And your job as a leader is to communicate to them that there are more important things to do. We have a lot of work that we can't get to. That we would love to have you do interesting projects, more important projects, things that need to get done. And so as a team, we would call those things. We would also call technologies. tHe technologies that were no longer. Delivering what they needed to deliver. We call this application rationalization today, but at the end of the day, when you eliminate things from the environment, including technology, it creates space for new, better technology space of time for the people who are. Overseeing those technologies or moving them forward to get trained on new things and get excited about moving the organization forward.
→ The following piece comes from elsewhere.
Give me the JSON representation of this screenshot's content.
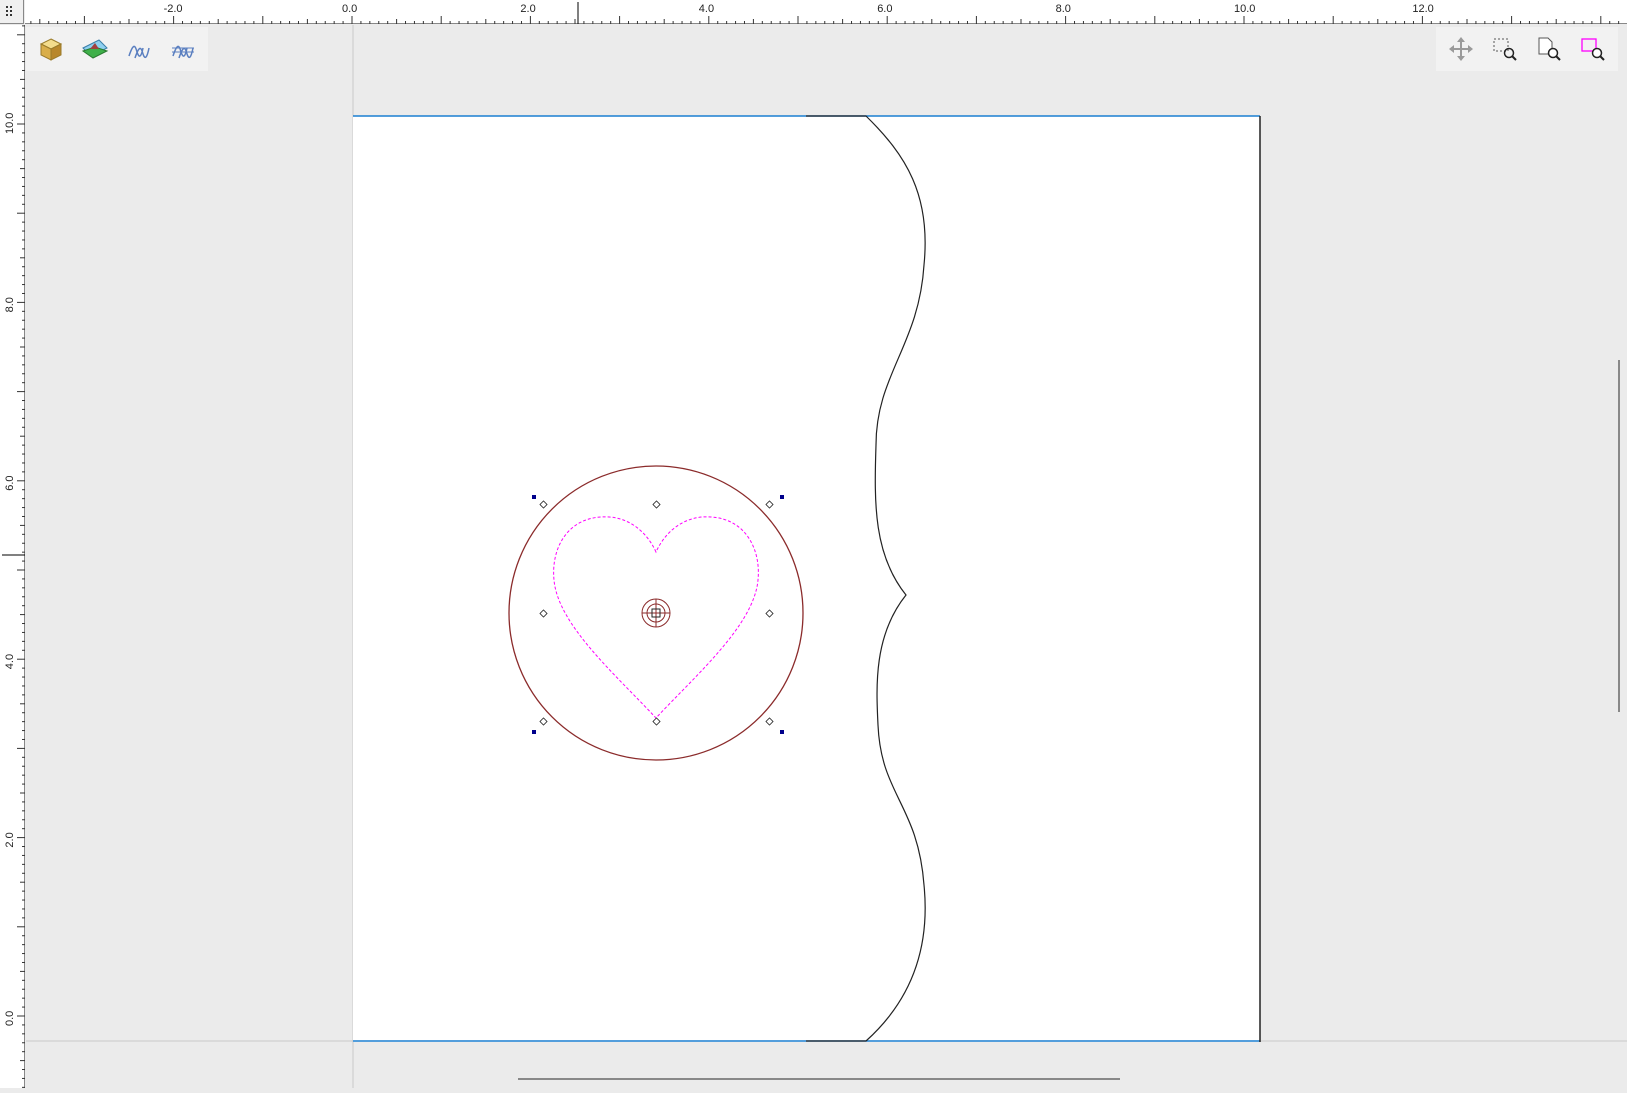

And so that is part of the job as a leader is to take things off of people's plate.
In fact, I would say a significant part of the job as a leader is saying no to things. It is the ability to look at. I was explaining this to somebody just yesterday. I said, as a. wHat you need to understand. And this was a partner. I said you need to understand as a partner. Is that CIO is sit on an executive leadership teams and every year. Every year or every three years, depends on how often you do your. yOur cycle, you would sit there and look at 180. 120, 180. Really good projects.
There was no bad projects on there. Nobody was bringing forward a project that wasn't going to improve care, improve outcomes, and improve the clinician and patient experience. All the projects that were said, sitting there. We're going to do that in some way, shape or form, or they didn't make it to the executives desk. And so you had 180 projects. And you had to sit there and look at it and say, these are all good. But we can only do 80 of them. And so now the work. Started on what you say no to and bad leadership teams, don't say no.
And they end up with too many things, not enough focus and your teams get overwhelmed. Good leadership teams. Create focus. And they usually do that around a set of strategic principles or pillars or those kinds of things. And they make sure that all the projects fall into those strategic pillars and they clearly identify what the objectives of those pillars are at an all the projects that deliver on those objectives. Get prioritized.
And so things just naturally fall off. If you have a good strategic process within your organization. Organizations that don't have a good strategic process. R I, leadership malpractice is what I call it. You're putting your teams in peril. You are putting them behind the eight ball to start. So anyway, today I want to talk about margin we're in the process of doing it at this week. Health. We have cut out some things that we've done in 2023, as we look forward to 2024, we're creating space for new things, better things, hopefully things that will help you to progress your career and get more done in 2024. Make your lives easier. Like our new site, give you one place to go every morning for the news. That's going to help you to get your job done. And a handful of other surprises for next year that we are working on. Create margin for you, yourself, your teams, your family, just create margins.
Get more done in 2024. And get the most important things that, all right. That's all for today. Don't forget to share this podcast with a friend or colleague. We want to thank our channel sponsors who are investing in our mission to develop the next generation of health leaders. Short test artist, site parlance, certified health. Notable and 📍 service.
Now, check them out at this week. health.com/today. Thanks for listening. That's all for now.